## How to complete this task
Your answer must be the full set of entries, repeated exactly.

[Opening Data shown section]

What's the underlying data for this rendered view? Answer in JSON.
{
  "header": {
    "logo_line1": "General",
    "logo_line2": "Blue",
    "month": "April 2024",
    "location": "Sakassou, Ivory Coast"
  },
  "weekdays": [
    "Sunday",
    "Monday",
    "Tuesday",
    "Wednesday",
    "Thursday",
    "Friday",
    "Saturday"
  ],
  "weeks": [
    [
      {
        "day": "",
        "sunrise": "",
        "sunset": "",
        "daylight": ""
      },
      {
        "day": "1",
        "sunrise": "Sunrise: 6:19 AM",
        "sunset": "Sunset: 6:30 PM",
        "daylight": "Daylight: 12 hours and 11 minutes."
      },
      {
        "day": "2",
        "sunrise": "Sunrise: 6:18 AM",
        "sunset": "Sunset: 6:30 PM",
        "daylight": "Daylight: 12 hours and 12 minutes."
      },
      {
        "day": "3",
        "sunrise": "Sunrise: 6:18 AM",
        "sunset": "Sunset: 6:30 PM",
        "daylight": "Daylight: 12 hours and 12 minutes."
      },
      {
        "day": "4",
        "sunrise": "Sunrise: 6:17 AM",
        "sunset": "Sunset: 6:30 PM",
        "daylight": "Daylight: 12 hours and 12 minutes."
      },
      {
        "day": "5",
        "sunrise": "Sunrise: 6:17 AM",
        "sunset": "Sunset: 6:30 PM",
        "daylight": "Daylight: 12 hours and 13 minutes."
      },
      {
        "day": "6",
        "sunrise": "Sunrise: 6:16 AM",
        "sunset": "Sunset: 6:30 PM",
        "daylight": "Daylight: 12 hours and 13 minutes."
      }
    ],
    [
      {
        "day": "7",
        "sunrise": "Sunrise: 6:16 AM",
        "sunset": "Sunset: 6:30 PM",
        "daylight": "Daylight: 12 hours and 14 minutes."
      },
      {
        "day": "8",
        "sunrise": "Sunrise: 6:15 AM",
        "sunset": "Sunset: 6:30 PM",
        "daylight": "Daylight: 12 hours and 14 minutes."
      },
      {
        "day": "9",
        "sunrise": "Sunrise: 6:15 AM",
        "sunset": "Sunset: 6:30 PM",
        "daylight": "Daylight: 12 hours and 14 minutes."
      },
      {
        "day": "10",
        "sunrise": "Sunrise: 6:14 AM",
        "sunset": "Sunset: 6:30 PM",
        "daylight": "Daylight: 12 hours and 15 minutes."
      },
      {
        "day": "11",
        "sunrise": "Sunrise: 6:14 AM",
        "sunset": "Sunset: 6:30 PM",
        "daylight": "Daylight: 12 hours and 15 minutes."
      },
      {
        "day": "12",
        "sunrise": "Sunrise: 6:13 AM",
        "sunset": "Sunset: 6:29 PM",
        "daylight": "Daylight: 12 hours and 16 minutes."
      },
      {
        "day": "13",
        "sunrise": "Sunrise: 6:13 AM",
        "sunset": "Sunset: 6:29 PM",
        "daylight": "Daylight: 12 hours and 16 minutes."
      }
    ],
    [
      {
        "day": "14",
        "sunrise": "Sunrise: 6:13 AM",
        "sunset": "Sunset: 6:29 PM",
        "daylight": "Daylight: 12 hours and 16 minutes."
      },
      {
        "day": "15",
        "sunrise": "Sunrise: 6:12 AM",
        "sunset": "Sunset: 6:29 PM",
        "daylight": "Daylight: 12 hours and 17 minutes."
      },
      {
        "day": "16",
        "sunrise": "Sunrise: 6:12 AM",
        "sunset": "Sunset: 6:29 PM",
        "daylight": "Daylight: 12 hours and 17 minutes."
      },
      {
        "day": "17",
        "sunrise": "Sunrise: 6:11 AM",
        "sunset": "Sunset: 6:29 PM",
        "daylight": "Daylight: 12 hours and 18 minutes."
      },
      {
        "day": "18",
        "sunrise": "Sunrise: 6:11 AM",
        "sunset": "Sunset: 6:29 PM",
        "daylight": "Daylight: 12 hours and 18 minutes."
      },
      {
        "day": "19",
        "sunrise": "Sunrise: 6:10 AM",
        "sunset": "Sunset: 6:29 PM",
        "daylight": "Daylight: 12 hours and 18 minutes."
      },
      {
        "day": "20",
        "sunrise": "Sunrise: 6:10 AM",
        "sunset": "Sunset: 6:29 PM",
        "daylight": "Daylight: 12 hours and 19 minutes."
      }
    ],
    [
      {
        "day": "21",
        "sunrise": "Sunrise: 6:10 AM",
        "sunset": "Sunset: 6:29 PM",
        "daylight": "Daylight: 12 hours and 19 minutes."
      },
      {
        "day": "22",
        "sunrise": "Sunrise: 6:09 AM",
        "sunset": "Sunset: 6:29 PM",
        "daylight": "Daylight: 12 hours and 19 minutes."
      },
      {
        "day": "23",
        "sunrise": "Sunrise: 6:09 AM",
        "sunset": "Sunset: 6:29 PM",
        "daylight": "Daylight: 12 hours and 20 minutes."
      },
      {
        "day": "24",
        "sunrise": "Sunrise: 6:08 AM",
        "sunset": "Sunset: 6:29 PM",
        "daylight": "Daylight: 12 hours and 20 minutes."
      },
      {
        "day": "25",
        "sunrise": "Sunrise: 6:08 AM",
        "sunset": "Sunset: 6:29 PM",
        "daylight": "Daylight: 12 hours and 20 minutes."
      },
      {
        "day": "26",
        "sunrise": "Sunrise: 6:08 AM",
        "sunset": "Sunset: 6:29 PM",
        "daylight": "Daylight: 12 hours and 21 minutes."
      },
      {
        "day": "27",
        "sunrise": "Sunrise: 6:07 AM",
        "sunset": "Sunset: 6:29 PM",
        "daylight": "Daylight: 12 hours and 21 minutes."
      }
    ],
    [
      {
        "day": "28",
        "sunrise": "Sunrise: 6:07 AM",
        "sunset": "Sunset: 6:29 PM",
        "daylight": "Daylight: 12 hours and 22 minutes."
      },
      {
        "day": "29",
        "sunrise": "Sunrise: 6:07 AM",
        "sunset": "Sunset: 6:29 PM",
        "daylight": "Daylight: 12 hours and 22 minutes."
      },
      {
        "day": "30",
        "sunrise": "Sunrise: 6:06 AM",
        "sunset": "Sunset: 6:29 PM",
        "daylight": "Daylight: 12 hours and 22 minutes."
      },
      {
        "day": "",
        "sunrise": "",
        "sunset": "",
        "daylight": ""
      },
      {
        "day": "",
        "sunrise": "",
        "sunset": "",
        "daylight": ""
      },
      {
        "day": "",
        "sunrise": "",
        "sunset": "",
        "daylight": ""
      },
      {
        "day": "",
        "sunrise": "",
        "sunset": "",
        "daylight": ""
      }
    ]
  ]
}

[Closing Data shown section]

## Written answer
What's the underlying data for this rendered view? Answer in JSON.
{
  "header": {
    "logo_line1": "General",
    "logo_line2": "Blue",
    "month": "April 2024",
    "location": "Sakassou, Ivory Coast"
  },
  "weekdays": [
    "Sunday",
    "Monday",
    "Tuesday",
    "Wednesday",
    "Thursday",
    "Friday",
    "Saturday"
  ],
  "weeks": [
    [
      {
        "day": "",
        "sunrise": "",
        "sunset": "",
        "daylight": ""
      },
      {
        "day": "1",
        "sunrise": "Sunrise: 6:19 AM",
        "sunset": "Sunset: 6:30 PM",
        "daylight": "Daylight: 12 hours and 11 minutes."
      },
      {
        "day": "2",
        "sunrise": "Sunrise: 6:18 AM",
        "sunset": "Sunset: 6:30 PM",
        "daylight": "Daylight: 12 hours and 12 minutes."
      },
      {
        "day": "3",
        "sunrise": "Sunrise: 6:18 AM",
        "sunset": "Sunset: 6:30 PM",
        "daylight": "Daylight: 12 hours and 12 minutes."
      },
      {
        "day": "4",
        "sunrise": "Sunrise: 6:17 AM",
        "sunset": "Sunset: 6:30 PM",
        "daylight": "Daylight: 12 hours and 12 minutes."
      },
      {
        "day": "5",
        "sunrise": "Sunrise: 6:17 AM",
        "sunset": "Sunset: 6:30 PM",
        "daylight": "Daylight: 12 hours and 13 minutes."
      },
      {
        "day": "6",
        "sunrise": "Sunrise: 6:16 AM",
        "sunset": "Sunset: 6:30 PM",
        "daylight": "Daylight: 12 hours and 13 minutes."
      }
    ],
    [
      {
        "day": "7",
        "sunrise": "Sunrise: 6:16 AM",
        "sunset": "Sunset: 6:30 PM",
        "daylight": "Daylight: 12 hours and 14 minutes."
      },
      {
        "day": "8",
        "sunrise": "Sunrise: 6:15 AM",
        "sunset": "Sunset: 6:30 PM",
        "daylight": "Daylight: 12 hours and 14 minutes."
      },
      {
        "day": "9",
        "sunrise": "Sunrise: 6:15 AM",
        "sunset": "Sunset: 6:30 PM",
        "daylight": "Daylight: 12 hours and 14 minutes."
      },
      {
        "day": "10",
        "sunrise": "Sunrise: 6:14 AM",
        "sunset": "Sunset: 6:30 PM",
        "daylight": "Daylight: 12 hours and 15 minutes."
      },
      {
        "day": "11",
        "sunrise": "Sunrise: 6:14 AM",
        "sunset": "Sunset: 6:30 PM",
        "daylight": "Daylight: 12 hours and 15 minutes."
      },
      {
        "day": "12",
        "sunrise": "Sunrise: 6:13 AM",
        "sunset": "Sunset: 6:29 PM",
        "daylight": "Daylight: 12 hours and 16 minutes."
      },
      {
        "day": "13",
        "sunrise": "Sunrise: 6:13 AM",
        "sunset": "Sunset: 6:29 PM",
        "daylight": "Daylight: 12 hours and 16 minutes."
      }
    ],
    [
      {
        "day": "14",
        "sunrise": "Sunrise: 6:13 AM",
        "sunset": "Sunset: 6:29 PM",
        "daylight": "Daylight: 12 hours and 16 minutes."
      },
      {
        "day": "15",
        "sunrise": "Sunrise: 6:12 AM",
        "sunset": "Sunset: 6:29 PM",
        "daylight": "Daylight: 12 hours and 17 minutes."
      },
      {
        "day": "16",
        "sunrise": "Sunrise: 6:12 AM",
        "sunset": "Sunset: 6:29 PM",
        "daylight": "Daylight: 12 hours and 17 minutes."
      },
      {
        "day": "17",
        "sunrise": "Sunrise: 6:11 AM",
        "sunset": "Sunset: 6:29 PM",
        "daylight": "Daylight: 12 hours and 18 minutes."
      },
      {
        "day": "18",
        "sunrise": "Sunrise: 6:11 AM",
        "sunset": "Sunset: 6:29 PM",
        "daylight": "Daylight: 12 hours and 18 minutes."
      },
      {
        "day": "19",
        "sunrise": "Sunrise: 6:10 AM",
        "sunset": "Sunset: 6:29 PM",
        "daylight": "Daylight: 12 hours and 18 minutes."
      },
      {
        "day": "20",
        "sunrise": "Sunrise: 6:10 AM",
        "sunset": "Sunset: 6:29 PM",
        "daylight": "Daylight: 12 hours and 19 minutes."
      }
    ],
    [
      {
        "day": "21",
        "sunrise": "Sunrise: 6:10 AM",
        "sunset": "Sunset: 6:29 PM",
        "daylight": "Daylight: 12 hours and 19 minutes."
      },
      {
        "day": "22",
        "sunrise": "Sunrise: 6:09 AM",
        "sunset": "Sunset: 6:29 PM",
        "daylight": "Daylight: 12 hours and 19 minutes."
      },
      {
        "day": "23",
        "sunrise": "Sunrise: 6:09 AM",
        "sunset": "Sunset: 6:29 PM",
        "daylight": "Daylight: 12 hours and 20 minutes."
      },
      {
        "day": "24",
        "sunrise": "Sunrise: 6:08 AM",
        "sunset": "Sunset: 6:29 PM",
        "daylight": "Daylight: 12 hours and 20 minutes."
      },
      {
        "day": "25",
        "sunrise": "Sunrise: 6:08 AM",
        "sunset": "Sunset: 6:29 PM",
        "daylight": "Daylight: 12 hours and 20 minutes."
      },
      {
        "day": "26",
        "sunrise": "Sunrise: 6:08 AM",
        "sunset": "Sunset: 6:29 PM",
        "daylight": "Daylight: 12 hours and 21 minutes."
      },
      {
        "day": "27",
        "sunrise": "Sunrise: 6:07 AM",
        "sunset": "Sunset: 6:29 PM",
        "daylight": "Daylight: 12 hours and 21 minutes."
      }
    ],
    [
      {
        "day": "28",
        "sunrise": "Sunrise: 6:07 AM",
        "sunset": "Sunset: 6:29 PM",
        "daylight": "Daylight: 12 hours and 22 minutes."
      },
      {
        "day": "29",
        "sunrise": "Sunrise: 6:07 AM",
        "sunset": "Sunset: 6:29 PM",
        "daylight": "Daylight: 12 hours and 22 minutes."
      },
      {
        "day": "30",
        "sunrise": "Sunrise: 6:06 AM",
        "sunset": "Sunset: 6:29 PM",
        "daylight": "Daylight: 12 hours and 22 minutes."
      },
      {
        "day": "",
        "sunrise": "",
        "sunset": "",
        "daylight": ""
      },
      {
        "day": "",
        "sunrise": "",
        "sunset": "",
        "daylight": ""
      },
      {
        "day": "",
        "sunrise": "",
        "sunset": "",
        "daylight": ""
      },
      {
        "day": "",
        "sunrise": "",
        "sunset": "",
        "daylight": ""
      }
    ]
  ]
}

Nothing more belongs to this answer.